━━━━━ Data provided
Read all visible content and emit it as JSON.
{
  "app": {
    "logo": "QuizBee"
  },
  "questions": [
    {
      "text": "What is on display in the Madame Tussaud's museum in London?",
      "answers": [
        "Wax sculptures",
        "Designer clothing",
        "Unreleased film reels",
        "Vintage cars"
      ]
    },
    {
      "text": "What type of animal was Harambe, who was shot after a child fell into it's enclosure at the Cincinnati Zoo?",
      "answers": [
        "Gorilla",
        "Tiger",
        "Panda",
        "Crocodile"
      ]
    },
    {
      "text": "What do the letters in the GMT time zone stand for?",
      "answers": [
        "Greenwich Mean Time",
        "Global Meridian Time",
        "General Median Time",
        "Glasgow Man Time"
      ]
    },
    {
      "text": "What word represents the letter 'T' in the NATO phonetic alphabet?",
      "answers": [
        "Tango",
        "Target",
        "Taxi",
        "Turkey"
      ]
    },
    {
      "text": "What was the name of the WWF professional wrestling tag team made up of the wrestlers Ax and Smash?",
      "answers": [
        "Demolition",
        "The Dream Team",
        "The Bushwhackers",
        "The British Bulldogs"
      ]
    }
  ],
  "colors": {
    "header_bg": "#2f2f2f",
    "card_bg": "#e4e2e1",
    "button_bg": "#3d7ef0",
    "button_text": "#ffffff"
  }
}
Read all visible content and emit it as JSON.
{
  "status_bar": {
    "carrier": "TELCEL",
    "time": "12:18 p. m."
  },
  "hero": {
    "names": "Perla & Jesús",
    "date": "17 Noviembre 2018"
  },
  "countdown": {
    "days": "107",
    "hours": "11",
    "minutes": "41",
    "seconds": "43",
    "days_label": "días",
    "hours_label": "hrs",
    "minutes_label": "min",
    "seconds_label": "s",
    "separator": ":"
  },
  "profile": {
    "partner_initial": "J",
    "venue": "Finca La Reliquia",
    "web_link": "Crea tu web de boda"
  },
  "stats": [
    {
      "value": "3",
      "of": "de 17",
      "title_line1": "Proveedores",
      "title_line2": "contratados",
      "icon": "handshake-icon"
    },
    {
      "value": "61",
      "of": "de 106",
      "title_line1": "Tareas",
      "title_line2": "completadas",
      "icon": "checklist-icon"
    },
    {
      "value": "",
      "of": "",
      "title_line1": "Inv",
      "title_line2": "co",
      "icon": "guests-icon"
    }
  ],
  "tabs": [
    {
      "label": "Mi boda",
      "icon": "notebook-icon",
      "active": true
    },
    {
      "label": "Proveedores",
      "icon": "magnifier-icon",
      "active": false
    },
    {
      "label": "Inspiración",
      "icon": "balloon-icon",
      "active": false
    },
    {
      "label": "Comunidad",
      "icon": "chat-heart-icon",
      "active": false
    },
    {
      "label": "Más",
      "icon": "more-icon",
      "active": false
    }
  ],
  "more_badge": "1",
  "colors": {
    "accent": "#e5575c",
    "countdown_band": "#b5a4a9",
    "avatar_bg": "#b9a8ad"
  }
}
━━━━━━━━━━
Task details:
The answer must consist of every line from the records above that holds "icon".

Answer box:
      "icon": "handshake-icon"
      "icon": "checklist-icon"
      "icon": "guests-icon"
      "icon": "notebook-icon",
      "icon": "magnifier-icon",
      "icon": "balloon-icon",
      "icon": "chat-heart-icon",
      "icon": "more-icon",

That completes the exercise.